Seriously, it’s science.
As you may know, expressing gratitude in your daily relationships has been proven to improve one’s sense of life satisfaction. But parents who model genuine expressions of gratitude can actually help their kids foster better attitudes towards school and family, as well as develop a deeper sense of empathy, self-esteem, and optimism. So sitting down with your kids and taking the time to reflect on what they appreciate about their teacher(s) is not just smart, its a total parenting win.
Okay, so saying “thanks” is one thing but showing it…

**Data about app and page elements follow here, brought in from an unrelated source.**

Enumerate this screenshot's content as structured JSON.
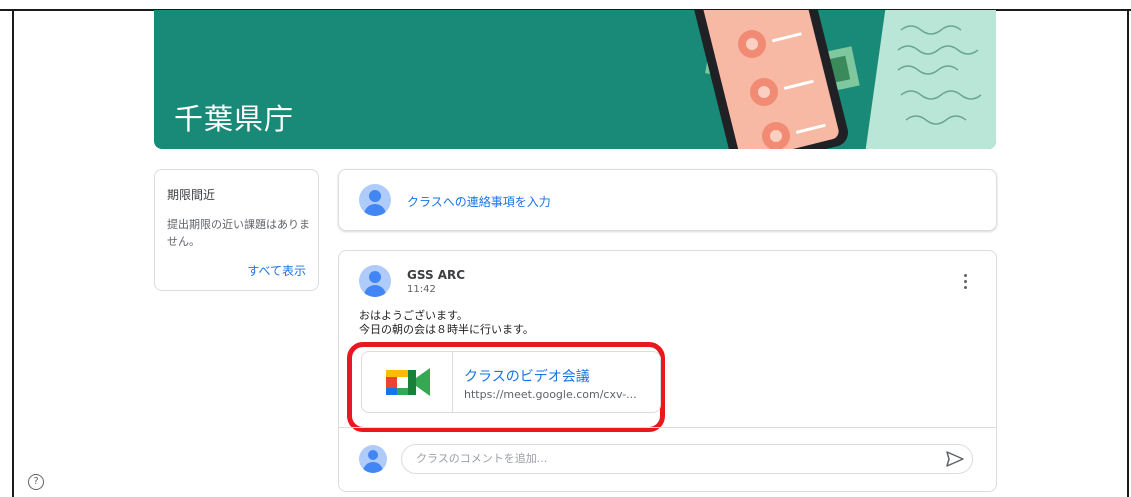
{
  "banner": {
    "title": "千葉県庁"
  },
  "due": {
    "title": "期限間近",
    "text": "提出期限の近い課題はありません。",
    "view_all": "すべて表示"
  },
  "announce": {
    "placeholder": "クラスへの連絡事項を入力"
  },
  "post": {
    "author": "GSS ARC",
    "time": "11:42",
    "lines": [
      "おはようございます。",
      "今日の朝の会は８時半に行います。"
    ],
    "attachment": {
      "title": "クラスのビデオ会議",
      "url": "https://meet.google.com/cxv-..."
    },
    "comment_placeholder": "クラスのコメントを追加..."
  },
  "help": {
    "icon": "help-icon",
    "glyph": "?"
  },
  "colors": {
    "banner": "#1a8a78",
    "accent": "#1a73e8",
    "highlight": "#e8181e"
  }
}
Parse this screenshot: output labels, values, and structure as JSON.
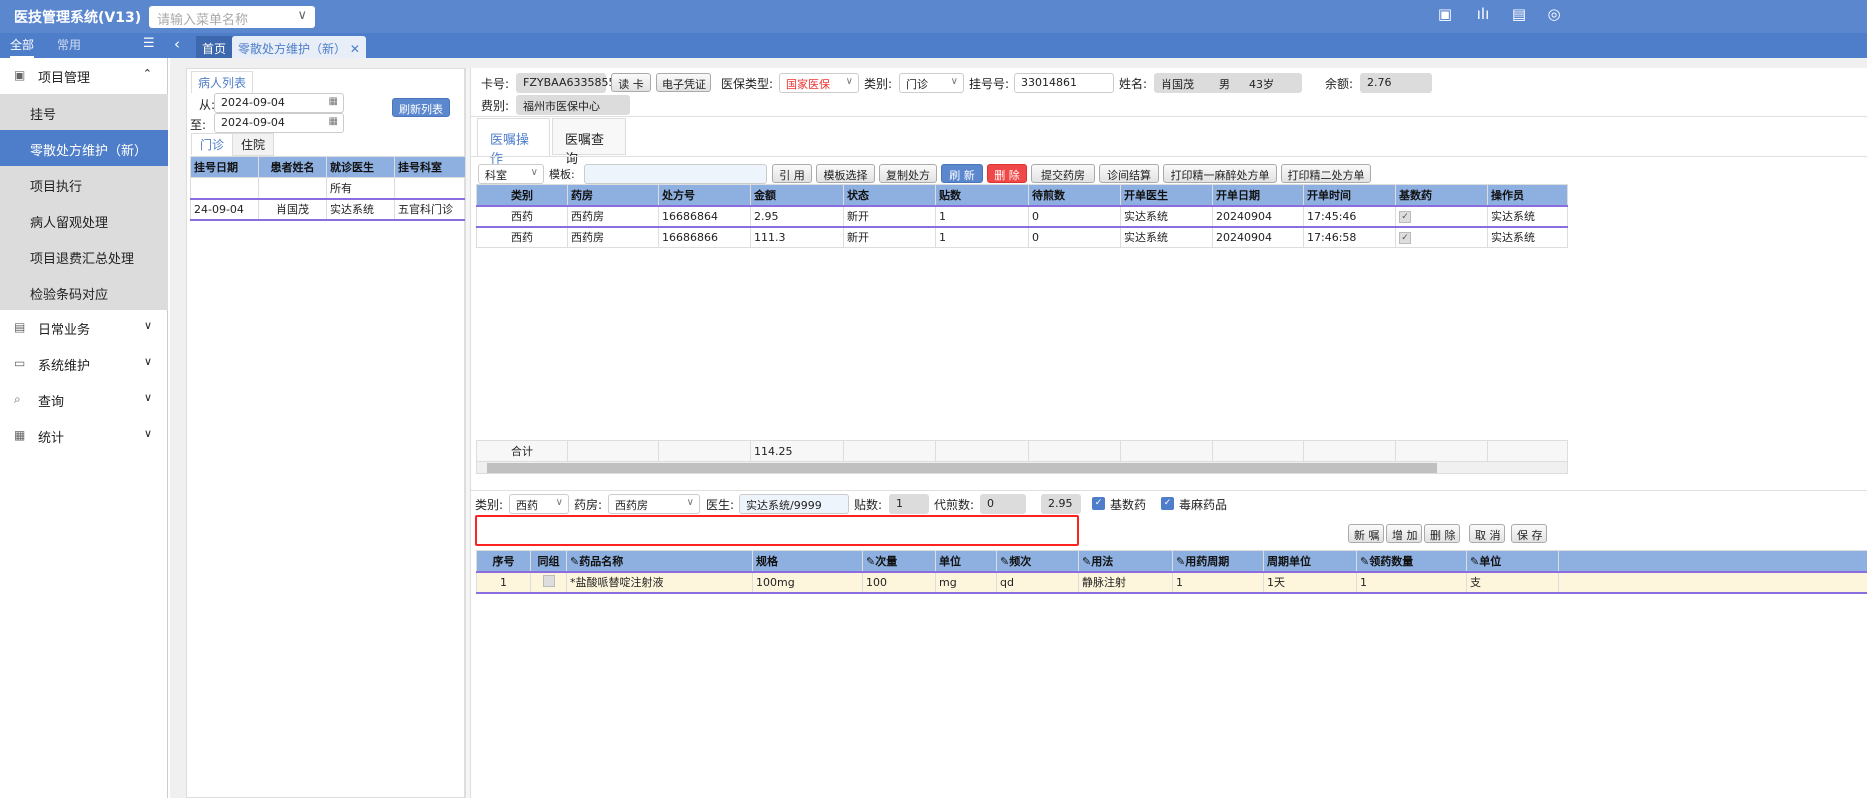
{
  "app": {
    "title": "医技管理系统(V13)",
    "menu_search_placeholder": "请输入菜单名称",
    "header_icons": [
      "si-monitor-icon",
      "chart-edit-icon",
      "receipt-icon",
      "si-circle-icon"
    ]
  },
  "sidebar": {
    "tabs": [
      "全部",
      "常用"
    ],
    "groups": [
      {
        "label": "项目管理",
        "icon": "folder-icon",
        "expanded": true,
        "items": [
          "挂号",
          "零散处方维护（新）",
          "项目执行",
          "病人留观处理",
          "项目退费汇总处理",
          "检验条码对应"
        ],
        "active": 1
      },
      {
        "label": "日常业务",
        "icon": "doc-icon"
      },
      {
        "label": "系统维护",
        "icon": "monitor-icon"
      },
      {
        "label": "查询",
        "icon": "search-icon"
      },
      {
        "label": "统计",
        "icon": "chart-icon"
      }
    ]
  },
  "tabs": {
    "home": "首页",
    "current": "零散处方维护（新）"
  },
  "patient_list": {
    "title": "病人列表",
    "from_label": "从:",
    "from": "2024-09-04",
    "to_label": "至:",
    "to": "2024-09-04",
    "refresh": "刷新列表",
    "subtabs": [
      "门诊",
      "住院"
    ],
    "columns": [
      "挂号日期",
      "患者姓名",
      "就诊医生",
      "挂号科室"
    ],
    "filter_row": [
      "",
      "",
      "所有",
      ""
    ],
    "rows": [
      [
        "24-09-04",
        "肖国茂",
        "实达系统",
        "五官科门诊"
      ]
    ]
  },
  "patient_info": {
    "card_label": "卡号:",
    "card": "FZYBAA6335855",
    "read_card": "读 卡",
    "e_voucher": "电子凭证",
    "ins_type_label": "医保类型:",
    "ins_type": "国家医保",
    "category_label": "类别:",
    "category": "门诊",
    "reg_no_label": "挂号号:",
    "reg_no": "33014861",
    "name_label": "姓名:",
    "name": "肖国茂",
    "gender": "男",
    "age": "43岁",
    "balance_label": "余额:",
    "balance": "2.76",
    "fee_label": "费别:",
    "fee": "福州市医保中心"
  },
  "main_tabs": [
    "医嘱操作",
    "医嘱查询"
  ],
  "toolbar": {
    "dept": "科室",
    "template_label": "模板:",
    "template": "",
    "buttons": [
      "引 用",
      "模板选择",
      "复制处方",
      "刷 新",
      "删 除",
      "提交药房",
      "诊间结算",
      "打印精一麻醉处方单",
      "打印精二处方单"
    ]
  },
  "rx_table": {
    "columns": [
      "类别",
      "药房",
      "处方号",
      "金额",
      "状态",
      "贴数",
      "待煎数",
      "开单医生",
      "开单日期",
      "开单时间",
      "基数药",
      "操作员"
    ],
    "rows": [
      [
        "西药",
        "西药房",
        "16686864",
        "2.95",
        "新开",
        "1",
        "0",
        "实达系统",
        "20240904",
        "17:45:46",
        "✓",
        "实达系统"
      ],
      [
        "西药",
        "西药房",
        "16686866",
        "111.3",
        "新开",
        "1",
        "0",
        "实达系统",
        "20240904",
        "17:46:58",
        "✓",
        "实达系统"
      ]
    ],
    "total_label": "合计",
    "total_amount": "114.25"
  },
  "detail_form": {
    "category_label": "类别:",
    "category": "西药",
    "pharmacy_label": "药房:",
    "pharmacy": "西药房",
    "doctor_label": "医生:",
    "doctor": "实达系统/9999",
    "doses_label": "贴数:",
    "doses": "1",
    "decoct_label": "代煎数:",
    "decoct": "0",
    "amount": "2.95",
    "base_drug": "基数药",
    "base_drug_checked": true,
    "narcotic": "毒麻药品",
    "narcotic_checked": true
  },
  "detail_buttons": [
    "新 嘱",
    "增 加",
    "删 除",
    "取 消",
    "保 存"
  ],
  "drug_table": {
    "columns": [
      "序号",
      "同组",
      "✎药品名称",
      "规格",
      "✎次量",
      "单位",
      "✎频次",
      "✎用法",
      "✎用药周期",
      "周期单位",
      "✎领药数量",
      "✎单位"
    ],
    "rows": [
      [
        "1",
        "",
        "*盐酸哌替啶注射液",
        "100mg",
        "100",
        "mg",
        "qd",
        "静脉注射",
        "1",
        "1天",
        "1",
        "支"
      ]
    ]
  },
  "colors": {
    "primary": "#5b87cf",
    "header_grid": "#8eb0e0",
    "danger": "#f04848",
    "highlight_row": "#fdf6dc"
  }
}
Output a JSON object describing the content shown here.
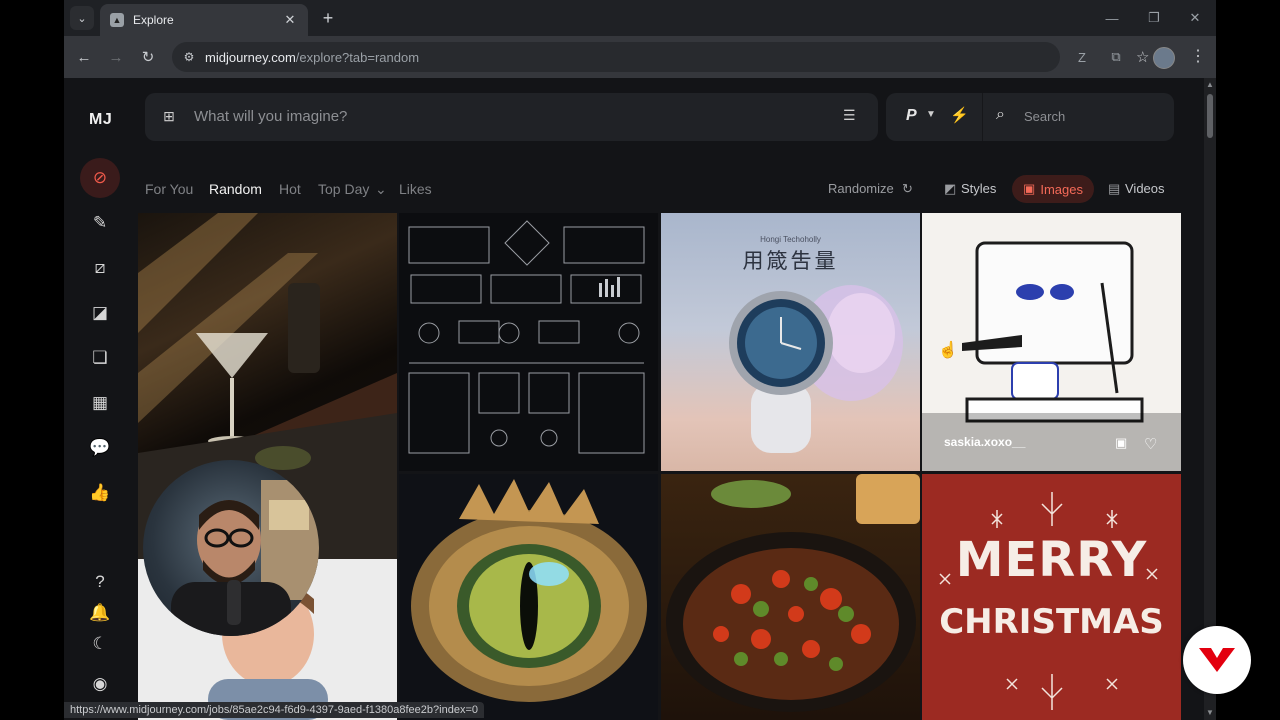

How do you show your gratitude and get your teacher something s/he will actually want? I asked around and sought out the answers. I surveyed over 15 teachers from varying educational positions in elementary and high school settings across the country. Their responses? Almost every teacher responded with preference to one or more of the following five categories:
1. Give Heartfelt & Homemade Gifts
All of the teachers interviewed recalled their favorite gift as one that had been handmade by the student. None of the teachers felt that the handmade gift needed to be elaborate. In fact, most of their favorite surprises were simple crafts that had heart.
“My favorite gift from a student was a little do-it-yourself potted flower. I put it together with the class then gave students jobs to keep it in the sun or to water it. It turned into a whole class project!” – Alli, Elementary School Teacher
“I have a fun duct tape clipboard that a student made for me, I use it all the time at work.” – Rachel, Special Education teacher
2. Give Humor
Just do a Google search and you’ll instantly find hundreds of pun-filled ways to say ‘thank you’. Many of the teachers I spoke to shared that their most memorable tokens of appreciation were those that made them laugh.
3. Give Your Words
The #1 way teachers felt acknowledged and valued was through the written word. Whether it was a poem, a note riddled with spelling errors, or a crayon-covered card, these were the gestures that warmed the heart.
“I will always cherish the hand-written letters from all of my students. I have a shoebox where I store all the cards from over the years. Every now and then I take out the box and grab a few to read. Those sweet words from students serve as an encouragement…never underestimate the power of your words!” – Julie, Middle School Spanish Teacher
4. Give Gift Cards
For most teachers, it is not the paycheck that makes them passionate about their profession. In New Hampshire, most school teachers make at least $5,000 below the national average. Between the cost of living and student loan payments, many teachers need to pick up a second job during vacations to cover their monthly bills. Gift cards are always a welcomed, thoughtful gesture. Especially if they are to a cafe or shop that you know the teacher enjoys.
5. Give Spontaneously
Don’t save the thank you’s just for Teacher Appreciation Day. Nearly all of the teachers interviewed for this article felt most appreciated and encouraged in their career when a student or parent gifted them with a note or a special surprise, out-of-the-blue.
“I’ve been lucky enough to get lots of gifts from students over the years, but the best gifts are always the little notes or pictures that students give me randomly. Last year a student handed me a note thanking me for showing kindness to kids by greeting them by name as they walked by me in the hall. I still have it hanging on the wall above my desk. Those gifts are by far the best!” – Mary, High School Music Teacher
Thank From The Heart…
Above all, thank from the heart and give what you can. Alberto, a language instructor, shared that his most memorable gift was a simple candy bar from an impoverished family in a small village. They gave what they had, and that spoke volumes.